**Prompt:** Within the lines below, find those that hold the string "three" and copy each one.

**Extracted data entries:**

********************

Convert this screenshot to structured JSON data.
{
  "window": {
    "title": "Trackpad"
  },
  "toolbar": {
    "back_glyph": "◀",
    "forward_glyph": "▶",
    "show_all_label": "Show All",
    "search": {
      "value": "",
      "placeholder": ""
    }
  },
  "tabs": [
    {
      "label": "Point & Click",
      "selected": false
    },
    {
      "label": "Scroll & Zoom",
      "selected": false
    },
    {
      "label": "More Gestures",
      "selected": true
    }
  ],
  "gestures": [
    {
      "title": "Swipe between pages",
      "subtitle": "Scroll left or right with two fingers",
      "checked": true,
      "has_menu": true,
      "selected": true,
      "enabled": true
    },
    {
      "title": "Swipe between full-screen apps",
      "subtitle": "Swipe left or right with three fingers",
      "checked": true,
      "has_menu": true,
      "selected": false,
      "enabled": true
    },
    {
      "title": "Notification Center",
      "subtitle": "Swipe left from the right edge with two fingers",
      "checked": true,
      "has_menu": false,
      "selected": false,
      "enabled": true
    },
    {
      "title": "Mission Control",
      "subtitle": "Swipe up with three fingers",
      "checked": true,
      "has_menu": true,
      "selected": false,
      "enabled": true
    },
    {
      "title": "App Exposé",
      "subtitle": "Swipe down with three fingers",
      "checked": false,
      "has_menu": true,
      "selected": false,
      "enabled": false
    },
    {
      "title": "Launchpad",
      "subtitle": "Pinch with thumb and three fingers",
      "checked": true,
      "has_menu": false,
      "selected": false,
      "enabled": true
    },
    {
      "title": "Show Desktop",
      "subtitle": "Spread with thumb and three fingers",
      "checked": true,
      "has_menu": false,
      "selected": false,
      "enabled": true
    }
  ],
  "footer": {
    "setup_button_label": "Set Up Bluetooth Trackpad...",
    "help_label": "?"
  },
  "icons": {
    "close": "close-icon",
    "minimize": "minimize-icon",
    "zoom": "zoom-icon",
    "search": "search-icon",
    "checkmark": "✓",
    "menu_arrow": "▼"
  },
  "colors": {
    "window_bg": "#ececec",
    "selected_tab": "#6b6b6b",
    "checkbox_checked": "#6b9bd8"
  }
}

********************

**Output below:**
      "subtitle": "Swipe left or right with three fingers",
      "subtitle": "Swipe up with three fingers",
      "subtitle": "Swipe down with three fingers",
      "subtitle": "Pinch with thumb and three fingers",
      "subtitle": "Spread with thumb and three fingers",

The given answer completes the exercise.